(Supplied records)

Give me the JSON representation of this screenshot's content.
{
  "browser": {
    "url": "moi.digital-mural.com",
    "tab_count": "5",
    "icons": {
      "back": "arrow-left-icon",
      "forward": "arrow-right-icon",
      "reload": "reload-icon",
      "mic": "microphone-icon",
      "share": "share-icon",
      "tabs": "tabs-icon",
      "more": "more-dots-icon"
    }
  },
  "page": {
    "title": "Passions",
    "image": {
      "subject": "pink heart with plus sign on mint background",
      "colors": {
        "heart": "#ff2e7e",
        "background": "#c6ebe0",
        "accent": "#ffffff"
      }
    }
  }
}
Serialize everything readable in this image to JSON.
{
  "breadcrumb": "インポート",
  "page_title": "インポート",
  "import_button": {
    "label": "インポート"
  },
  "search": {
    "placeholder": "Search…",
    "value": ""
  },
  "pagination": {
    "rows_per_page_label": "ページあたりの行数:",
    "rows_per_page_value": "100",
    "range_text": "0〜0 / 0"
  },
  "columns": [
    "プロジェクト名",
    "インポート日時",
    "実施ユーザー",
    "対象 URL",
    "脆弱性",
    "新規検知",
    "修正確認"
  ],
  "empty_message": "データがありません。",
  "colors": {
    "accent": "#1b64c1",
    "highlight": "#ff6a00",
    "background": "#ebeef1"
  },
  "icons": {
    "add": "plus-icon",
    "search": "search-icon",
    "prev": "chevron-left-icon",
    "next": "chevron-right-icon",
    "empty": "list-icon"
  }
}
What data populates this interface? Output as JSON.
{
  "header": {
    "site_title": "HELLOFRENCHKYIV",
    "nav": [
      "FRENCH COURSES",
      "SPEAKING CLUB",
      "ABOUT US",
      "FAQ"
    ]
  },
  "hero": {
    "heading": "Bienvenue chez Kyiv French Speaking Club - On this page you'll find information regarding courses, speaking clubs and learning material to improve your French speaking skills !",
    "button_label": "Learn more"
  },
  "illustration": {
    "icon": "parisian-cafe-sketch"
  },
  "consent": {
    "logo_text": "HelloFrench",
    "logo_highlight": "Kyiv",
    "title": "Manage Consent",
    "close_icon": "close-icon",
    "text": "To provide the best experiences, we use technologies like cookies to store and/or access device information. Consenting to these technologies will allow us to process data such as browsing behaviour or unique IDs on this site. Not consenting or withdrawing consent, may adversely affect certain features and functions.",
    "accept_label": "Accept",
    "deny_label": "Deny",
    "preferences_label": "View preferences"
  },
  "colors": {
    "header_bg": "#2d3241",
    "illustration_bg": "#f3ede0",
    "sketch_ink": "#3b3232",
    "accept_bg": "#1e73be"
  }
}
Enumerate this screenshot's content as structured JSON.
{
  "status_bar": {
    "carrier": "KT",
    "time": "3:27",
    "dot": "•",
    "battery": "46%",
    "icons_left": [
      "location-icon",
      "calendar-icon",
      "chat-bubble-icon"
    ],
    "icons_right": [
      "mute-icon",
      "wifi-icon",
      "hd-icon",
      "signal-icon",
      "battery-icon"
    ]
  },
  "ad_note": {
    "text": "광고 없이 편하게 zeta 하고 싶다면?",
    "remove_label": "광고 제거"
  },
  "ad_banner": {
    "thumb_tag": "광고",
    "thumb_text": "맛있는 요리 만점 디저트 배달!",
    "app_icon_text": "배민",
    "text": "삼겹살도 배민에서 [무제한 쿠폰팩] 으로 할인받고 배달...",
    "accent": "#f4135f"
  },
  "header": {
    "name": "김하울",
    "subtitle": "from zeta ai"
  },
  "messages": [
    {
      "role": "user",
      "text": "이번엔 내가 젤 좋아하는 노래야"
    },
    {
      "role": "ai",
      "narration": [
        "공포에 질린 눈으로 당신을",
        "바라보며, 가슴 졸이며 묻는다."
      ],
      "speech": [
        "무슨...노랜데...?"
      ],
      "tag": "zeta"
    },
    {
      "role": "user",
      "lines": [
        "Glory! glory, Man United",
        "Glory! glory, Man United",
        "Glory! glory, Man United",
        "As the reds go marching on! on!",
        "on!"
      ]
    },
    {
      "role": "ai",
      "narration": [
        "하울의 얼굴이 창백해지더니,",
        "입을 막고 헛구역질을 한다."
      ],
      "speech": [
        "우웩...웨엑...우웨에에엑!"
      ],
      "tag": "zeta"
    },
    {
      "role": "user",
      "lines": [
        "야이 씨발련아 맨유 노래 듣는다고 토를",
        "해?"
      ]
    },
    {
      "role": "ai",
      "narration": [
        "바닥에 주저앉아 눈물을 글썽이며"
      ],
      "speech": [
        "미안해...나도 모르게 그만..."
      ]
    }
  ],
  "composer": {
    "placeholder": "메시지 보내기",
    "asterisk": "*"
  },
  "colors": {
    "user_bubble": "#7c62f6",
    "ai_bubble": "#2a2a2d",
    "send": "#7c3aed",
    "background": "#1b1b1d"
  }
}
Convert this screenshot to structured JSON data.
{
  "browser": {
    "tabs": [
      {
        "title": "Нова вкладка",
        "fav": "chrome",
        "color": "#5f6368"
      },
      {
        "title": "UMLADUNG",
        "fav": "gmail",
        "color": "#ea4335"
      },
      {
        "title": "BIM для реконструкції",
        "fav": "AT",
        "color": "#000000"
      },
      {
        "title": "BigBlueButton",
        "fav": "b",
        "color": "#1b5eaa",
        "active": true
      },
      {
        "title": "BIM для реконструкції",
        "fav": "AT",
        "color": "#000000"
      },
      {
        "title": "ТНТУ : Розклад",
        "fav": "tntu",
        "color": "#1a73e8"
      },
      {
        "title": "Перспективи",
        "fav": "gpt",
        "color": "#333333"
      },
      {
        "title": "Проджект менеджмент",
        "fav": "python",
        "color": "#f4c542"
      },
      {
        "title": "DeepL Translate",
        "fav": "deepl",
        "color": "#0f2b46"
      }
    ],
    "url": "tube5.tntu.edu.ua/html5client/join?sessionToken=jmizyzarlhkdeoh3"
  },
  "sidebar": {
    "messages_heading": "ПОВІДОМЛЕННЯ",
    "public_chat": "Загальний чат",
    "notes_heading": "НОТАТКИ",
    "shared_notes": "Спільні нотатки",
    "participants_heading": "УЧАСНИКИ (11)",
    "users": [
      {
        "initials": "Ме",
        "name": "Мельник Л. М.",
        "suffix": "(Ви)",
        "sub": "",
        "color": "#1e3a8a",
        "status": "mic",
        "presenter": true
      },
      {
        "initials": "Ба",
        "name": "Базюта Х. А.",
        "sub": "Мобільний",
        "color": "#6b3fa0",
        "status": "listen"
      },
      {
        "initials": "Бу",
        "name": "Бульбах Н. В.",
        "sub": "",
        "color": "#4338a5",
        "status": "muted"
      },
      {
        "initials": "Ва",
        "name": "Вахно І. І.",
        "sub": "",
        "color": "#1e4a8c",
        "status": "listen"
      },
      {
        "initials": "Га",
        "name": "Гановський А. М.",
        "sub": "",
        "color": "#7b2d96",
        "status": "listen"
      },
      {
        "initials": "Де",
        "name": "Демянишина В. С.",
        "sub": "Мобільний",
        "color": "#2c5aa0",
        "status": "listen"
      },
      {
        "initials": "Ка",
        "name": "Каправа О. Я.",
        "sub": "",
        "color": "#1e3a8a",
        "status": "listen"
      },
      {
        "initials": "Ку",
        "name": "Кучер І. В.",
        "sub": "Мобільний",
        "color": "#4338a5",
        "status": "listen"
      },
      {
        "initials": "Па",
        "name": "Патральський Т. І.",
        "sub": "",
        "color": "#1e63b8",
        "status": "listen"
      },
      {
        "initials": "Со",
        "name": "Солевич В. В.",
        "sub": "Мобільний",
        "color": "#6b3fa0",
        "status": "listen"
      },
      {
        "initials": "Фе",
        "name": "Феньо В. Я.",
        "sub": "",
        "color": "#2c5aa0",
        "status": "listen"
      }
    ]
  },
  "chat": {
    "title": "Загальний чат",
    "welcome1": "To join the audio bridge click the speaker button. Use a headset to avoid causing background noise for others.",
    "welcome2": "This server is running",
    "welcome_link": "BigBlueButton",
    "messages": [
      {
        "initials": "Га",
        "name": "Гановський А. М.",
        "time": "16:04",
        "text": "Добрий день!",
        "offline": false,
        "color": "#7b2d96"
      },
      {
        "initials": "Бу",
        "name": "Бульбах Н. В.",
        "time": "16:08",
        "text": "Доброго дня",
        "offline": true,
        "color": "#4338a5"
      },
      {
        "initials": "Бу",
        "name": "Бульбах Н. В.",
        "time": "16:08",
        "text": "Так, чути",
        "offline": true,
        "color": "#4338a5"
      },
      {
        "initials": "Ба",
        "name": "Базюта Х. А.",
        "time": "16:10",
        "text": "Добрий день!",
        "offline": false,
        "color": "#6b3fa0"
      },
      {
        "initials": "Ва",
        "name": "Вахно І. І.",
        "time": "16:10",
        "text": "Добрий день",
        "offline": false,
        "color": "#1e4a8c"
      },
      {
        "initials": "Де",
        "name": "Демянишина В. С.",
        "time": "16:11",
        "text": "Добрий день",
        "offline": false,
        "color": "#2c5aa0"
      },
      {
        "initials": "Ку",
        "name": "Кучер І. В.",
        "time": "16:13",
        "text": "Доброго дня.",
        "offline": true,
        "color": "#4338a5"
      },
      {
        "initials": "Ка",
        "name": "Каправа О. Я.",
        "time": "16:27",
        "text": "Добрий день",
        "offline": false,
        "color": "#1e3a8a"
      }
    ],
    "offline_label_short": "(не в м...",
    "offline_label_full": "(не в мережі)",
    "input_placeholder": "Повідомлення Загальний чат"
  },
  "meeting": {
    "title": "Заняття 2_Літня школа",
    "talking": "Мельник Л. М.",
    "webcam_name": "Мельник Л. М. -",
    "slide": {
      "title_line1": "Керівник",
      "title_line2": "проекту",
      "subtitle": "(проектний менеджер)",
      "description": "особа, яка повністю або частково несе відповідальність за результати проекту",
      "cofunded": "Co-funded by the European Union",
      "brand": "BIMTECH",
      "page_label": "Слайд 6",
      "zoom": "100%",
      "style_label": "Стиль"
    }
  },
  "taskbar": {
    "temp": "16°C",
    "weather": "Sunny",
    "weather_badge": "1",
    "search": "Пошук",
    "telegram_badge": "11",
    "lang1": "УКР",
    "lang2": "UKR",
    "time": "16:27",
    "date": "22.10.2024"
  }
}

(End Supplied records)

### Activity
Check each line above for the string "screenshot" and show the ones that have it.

### Result of this exercise
Give me the JSON representation of this screenshot's content.
Enumerate this screenshot's content as structured JSON.
Convert this screenshot to structured JSON data.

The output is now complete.